The day ended with a panel discussion in which Hartl and Horwich fielded questions. Many of them focused on the role misfolded proteins play in disease, why they accumulate with age, and if, when, and how the proteostasis machinery can be targeted therapeutically.
Moderator Seema Kumar began the panel by asking about the greatest challenges and limitations in the field. Horwich replied that we don’t understand the toxicity of misfolded proteins; we don’t even know if they themselves are toxic, or if they are recruiting other toxic mediators. He speculated that it would be great if we could monitor single polypeptide chains as they fold, to see which ones go astray and how that makes them toxic. Since antibodies against amyloid plaques have been ineffective in Alzheimer’s disease, enhancing multiple parts of the proteostasis network might be a better strategy than targeting specific misfolded proteins or chaperones. Horwich also pointed out that we don’t know why aging thwarts chaperones: does their ability to handle their task decline, or are there genomic or proteomic issues? Hartl added that we don’t understand neurodegenerative diseases nearly well enough to know the role that protein folding plays in their development; Parkinson’s disease, for instance, is likely more than one monolithic disease.
As for how the field will unfold in the future, Horwich noted that most of what we know about protein folding mechanisms comes from in vitro studies with purified components.
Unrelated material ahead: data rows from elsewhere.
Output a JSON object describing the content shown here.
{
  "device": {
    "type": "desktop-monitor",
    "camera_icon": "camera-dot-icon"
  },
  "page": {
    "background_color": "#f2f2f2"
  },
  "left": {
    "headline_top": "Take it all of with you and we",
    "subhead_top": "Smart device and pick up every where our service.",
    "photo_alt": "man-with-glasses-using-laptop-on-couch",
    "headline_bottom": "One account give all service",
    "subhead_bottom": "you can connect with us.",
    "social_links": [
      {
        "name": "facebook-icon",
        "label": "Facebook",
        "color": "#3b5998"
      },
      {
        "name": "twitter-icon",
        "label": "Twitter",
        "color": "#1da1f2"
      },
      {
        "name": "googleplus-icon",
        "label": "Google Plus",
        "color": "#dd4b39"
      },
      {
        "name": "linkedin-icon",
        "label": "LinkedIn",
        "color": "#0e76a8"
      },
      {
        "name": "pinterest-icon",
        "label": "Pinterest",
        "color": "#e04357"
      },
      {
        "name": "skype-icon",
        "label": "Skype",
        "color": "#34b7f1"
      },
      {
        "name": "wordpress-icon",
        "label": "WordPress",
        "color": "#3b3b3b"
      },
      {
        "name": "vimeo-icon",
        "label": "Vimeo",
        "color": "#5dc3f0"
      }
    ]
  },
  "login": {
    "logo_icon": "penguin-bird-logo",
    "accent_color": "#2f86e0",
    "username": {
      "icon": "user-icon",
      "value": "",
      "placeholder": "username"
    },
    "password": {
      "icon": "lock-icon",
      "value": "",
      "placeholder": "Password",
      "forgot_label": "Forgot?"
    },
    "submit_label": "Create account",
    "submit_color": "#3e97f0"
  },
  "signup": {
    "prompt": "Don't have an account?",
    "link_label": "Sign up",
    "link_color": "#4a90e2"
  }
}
So we need to know more about how the cellular milieu affects binding affinities and folding. It would be helpful to determine how many times a particular ligand comes back to a particular chaperone. Hartl explained the importance of figuring out who the first responders are, who the next responders are, and if we can develop small molecules to affect the proteostasis machinery.